Aim of the exercise
Take every line of the material below that includes the string "name" and copy it out.
——————
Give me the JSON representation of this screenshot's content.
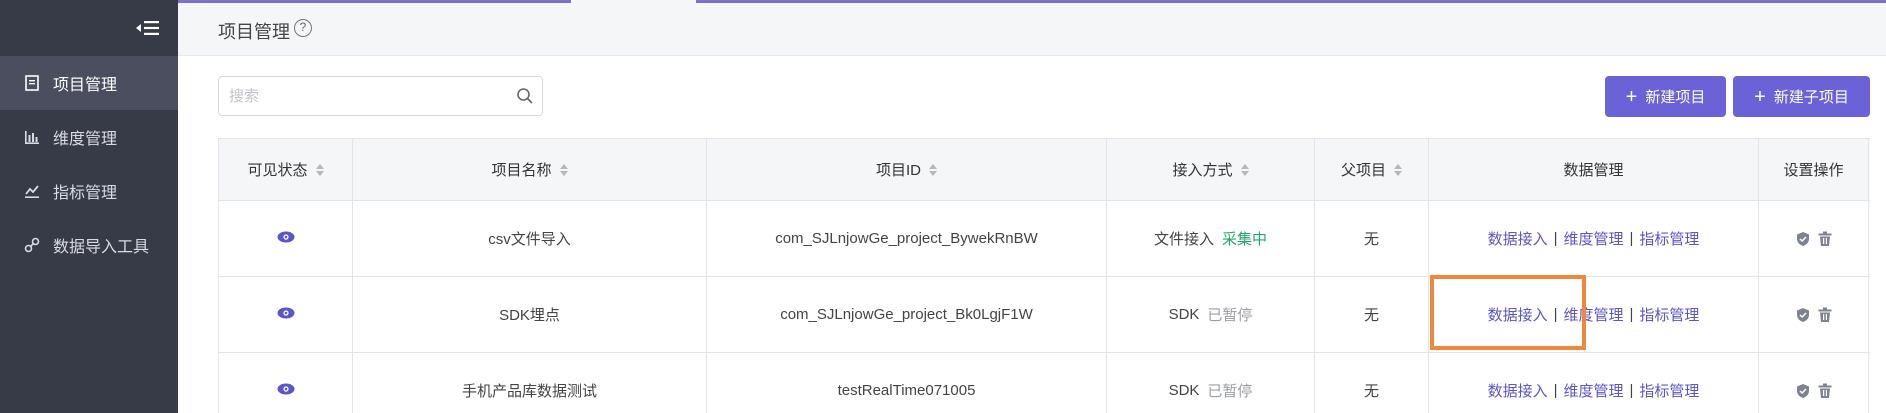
{
  "sidebar": {
    "items": [
      {
        "label": "项目管理",
        "icon": "document-icon",
        "active": true
      },
      {
        "label": "维度管理",
        "icon": "bar-chart-icon",
        "active": false
      },
      {
        "label": "指标管理",
        "icon": "line-chart-icon",
        "active": false
      },
      {
        "label": "数据导入工具",
        "icon": "link-icon",
        "active": false
      }
    ]
  },
  "header": {
    "title": "项目管理",
    "help": "?"
  },
  "search": {
    "placeholder": "搜索",
    "value": ""
  },
  "toolbar": {
    "new_project": "新建项目",
    "new_subproject": "新建子项目",
    "plus": "+"
  },
  "table": {
    "columns": [
      "可见状态",
      "项目名称",
      "项目ID",
      "接入方式",
      "父项目",
      "数据管理",
      "设置操作"
    ],
    "rows": [
      {
        "name": "csv文件导入",
        "id": "com_SJLnjowGe_project_BywekRnBW",
        "access": "文件接入",
        "status": "采集中",
        "parent": "无"
      },
      {
        "name": "SDK埋点",
        "id": "com_SJLnjowGe_project_Bk0LgjF1W",
        "access": "SDK",
        "status": "已暂停",
        "parent": "无"
      },
      {
        "name": "手机产品库数据测试",
        "id": "testRealTime071005",
        "access": "SDK",
        "status": "已暂停",
        "parent": "无"
      }
    ],
    "data_links": [
      "数据接入",
      "维度管理",
      "指标管理"
    ],
    "separator": "|"
  },
  "colors": {
    "accent": "#6b62d8",
    "sidebar": "#373a47",
    "status_active": "#22a86b",
    "highlight": "#f0883c"
  }
}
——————
Result of the exercise
        "name": "csv文件导入",
        "name": "SDK埋点",
        "name": "手机产品库数据测试",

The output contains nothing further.